Task details
Copy out all the lines of the data that hold the word "Flows".

[Interface dataset entries]
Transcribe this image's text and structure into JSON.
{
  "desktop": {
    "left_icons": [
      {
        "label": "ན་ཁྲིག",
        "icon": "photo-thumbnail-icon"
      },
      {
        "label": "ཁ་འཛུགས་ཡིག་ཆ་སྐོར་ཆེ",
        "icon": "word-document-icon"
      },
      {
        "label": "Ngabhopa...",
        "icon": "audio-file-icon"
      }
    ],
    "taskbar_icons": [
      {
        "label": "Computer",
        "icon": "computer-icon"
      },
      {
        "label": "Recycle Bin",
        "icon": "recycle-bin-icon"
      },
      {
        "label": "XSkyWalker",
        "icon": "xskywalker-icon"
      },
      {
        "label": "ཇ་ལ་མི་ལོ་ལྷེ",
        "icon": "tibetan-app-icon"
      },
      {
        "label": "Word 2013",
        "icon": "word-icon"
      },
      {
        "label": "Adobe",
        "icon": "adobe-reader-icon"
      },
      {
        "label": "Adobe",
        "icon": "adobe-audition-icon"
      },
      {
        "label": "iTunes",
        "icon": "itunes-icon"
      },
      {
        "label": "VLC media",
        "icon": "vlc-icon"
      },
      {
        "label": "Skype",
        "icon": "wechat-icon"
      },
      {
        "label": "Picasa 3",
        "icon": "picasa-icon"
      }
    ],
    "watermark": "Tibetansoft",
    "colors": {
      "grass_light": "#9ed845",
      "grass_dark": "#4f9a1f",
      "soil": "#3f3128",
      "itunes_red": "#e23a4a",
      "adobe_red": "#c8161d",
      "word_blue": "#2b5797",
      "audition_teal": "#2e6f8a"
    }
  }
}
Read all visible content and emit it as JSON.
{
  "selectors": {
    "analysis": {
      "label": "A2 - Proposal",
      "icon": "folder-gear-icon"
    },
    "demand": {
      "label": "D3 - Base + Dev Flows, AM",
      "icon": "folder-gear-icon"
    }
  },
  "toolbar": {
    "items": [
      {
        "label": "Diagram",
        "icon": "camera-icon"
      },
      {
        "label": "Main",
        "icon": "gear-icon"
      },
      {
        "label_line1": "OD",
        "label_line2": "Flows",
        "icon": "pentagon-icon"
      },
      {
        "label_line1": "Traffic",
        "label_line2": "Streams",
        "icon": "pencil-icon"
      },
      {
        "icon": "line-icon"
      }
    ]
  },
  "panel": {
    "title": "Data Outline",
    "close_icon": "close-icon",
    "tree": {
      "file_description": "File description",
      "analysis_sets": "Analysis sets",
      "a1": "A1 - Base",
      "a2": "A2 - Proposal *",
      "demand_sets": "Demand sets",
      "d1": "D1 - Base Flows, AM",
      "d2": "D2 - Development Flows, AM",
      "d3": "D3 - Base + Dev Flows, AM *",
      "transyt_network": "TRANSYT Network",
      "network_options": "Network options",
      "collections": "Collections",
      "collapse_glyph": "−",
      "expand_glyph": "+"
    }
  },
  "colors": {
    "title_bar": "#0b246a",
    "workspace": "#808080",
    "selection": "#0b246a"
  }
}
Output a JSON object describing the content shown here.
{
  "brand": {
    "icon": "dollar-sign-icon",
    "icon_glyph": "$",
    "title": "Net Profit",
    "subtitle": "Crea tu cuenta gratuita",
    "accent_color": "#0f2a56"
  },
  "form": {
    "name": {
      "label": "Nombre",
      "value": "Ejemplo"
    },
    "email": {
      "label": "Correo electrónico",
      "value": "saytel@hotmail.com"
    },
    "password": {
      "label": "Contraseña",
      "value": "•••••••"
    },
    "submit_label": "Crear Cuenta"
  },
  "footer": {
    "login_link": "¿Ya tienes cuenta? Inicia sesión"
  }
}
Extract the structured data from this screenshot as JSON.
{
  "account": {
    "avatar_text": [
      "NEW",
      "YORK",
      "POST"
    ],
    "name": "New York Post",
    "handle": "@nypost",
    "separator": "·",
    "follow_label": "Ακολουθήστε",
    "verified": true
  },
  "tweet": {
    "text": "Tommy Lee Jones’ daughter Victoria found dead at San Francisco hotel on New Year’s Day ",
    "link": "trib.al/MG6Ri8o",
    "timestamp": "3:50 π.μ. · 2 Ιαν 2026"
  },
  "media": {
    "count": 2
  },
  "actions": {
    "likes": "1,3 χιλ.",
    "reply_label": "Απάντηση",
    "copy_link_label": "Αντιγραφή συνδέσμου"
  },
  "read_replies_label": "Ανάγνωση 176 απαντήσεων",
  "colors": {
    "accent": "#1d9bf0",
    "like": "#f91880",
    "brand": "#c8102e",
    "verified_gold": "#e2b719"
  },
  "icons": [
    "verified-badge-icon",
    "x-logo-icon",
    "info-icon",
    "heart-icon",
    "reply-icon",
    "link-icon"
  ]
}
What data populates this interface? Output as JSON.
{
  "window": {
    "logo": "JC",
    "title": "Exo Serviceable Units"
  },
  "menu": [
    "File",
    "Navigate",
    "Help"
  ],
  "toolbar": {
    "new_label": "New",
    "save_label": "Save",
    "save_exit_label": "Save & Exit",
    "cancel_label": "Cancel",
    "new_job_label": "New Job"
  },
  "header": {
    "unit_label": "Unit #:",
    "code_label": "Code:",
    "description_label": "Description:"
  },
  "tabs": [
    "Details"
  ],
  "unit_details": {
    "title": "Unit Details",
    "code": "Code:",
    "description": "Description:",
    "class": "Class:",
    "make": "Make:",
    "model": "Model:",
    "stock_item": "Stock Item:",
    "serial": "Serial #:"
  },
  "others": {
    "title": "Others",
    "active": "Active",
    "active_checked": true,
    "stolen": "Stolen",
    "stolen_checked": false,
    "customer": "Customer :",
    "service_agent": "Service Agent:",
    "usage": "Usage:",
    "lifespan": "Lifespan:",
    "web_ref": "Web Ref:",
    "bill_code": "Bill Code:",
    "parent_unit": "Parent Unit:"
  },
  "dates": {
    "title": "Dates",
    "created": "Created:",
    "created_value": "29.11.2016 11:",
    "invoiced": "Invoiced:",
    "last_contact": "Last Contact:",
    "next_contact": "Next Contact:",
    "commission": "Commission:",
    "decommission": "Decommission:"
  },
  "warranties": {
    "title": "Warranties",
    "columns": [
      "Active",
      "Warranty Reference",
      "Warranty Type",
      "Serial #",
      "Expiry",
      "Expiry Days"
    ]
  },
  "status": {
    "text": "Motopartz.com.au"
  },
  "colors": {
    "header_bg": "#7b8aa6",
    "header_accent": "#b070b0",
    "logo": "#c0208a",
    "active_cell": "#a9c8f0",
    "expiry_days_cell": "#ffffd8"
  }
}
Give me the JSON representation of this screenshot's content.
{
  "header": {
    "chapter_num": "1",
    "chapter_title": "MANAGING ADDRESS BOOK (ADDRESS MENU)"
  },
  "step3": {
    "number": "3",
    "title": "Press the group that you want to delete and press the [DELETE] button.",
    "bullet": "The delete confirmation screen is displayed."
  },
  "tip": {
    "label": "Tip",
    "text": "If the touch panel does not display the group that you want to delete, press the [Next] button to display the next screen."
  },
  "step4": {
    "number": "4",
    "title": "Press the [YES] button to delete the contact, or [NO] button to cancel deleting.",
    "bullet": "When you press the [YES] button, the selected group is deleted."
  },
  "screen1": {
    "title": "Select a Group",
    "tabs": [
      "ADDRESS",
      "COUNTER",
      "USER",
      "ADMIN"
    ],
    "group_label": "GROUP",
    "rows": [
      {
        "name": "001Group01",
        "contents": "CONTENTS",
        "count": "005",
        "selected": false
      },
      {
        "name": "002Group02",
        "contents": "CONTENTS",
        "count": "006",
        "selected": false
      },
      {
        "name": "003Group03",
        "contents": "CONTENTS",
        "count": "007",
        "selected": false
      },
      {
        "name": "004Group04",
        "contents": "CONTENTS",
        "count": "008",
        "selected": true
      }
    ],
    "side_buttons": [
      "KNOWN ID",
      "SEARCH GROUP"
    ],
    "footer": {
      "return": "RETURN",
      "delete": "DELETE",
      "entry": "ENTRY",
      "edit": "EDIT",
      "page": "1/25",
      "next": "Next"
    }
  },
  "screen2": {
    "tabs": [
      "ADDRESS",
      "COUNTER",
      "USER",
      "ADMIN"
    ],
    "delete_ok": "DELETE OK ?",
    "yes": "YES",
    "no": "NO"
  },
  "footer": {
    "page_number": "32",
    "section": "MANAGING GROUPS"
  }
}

Result of the task
      "label": "D3 - Base + Dev Flows, AM",
        "label_line2": "Flows",
      "d1": "D1 - Base Flows, AM",
      "d2": "D2 - Development Flows, AM",
      "d3": "D3 - Base + Dev Flows, AM *",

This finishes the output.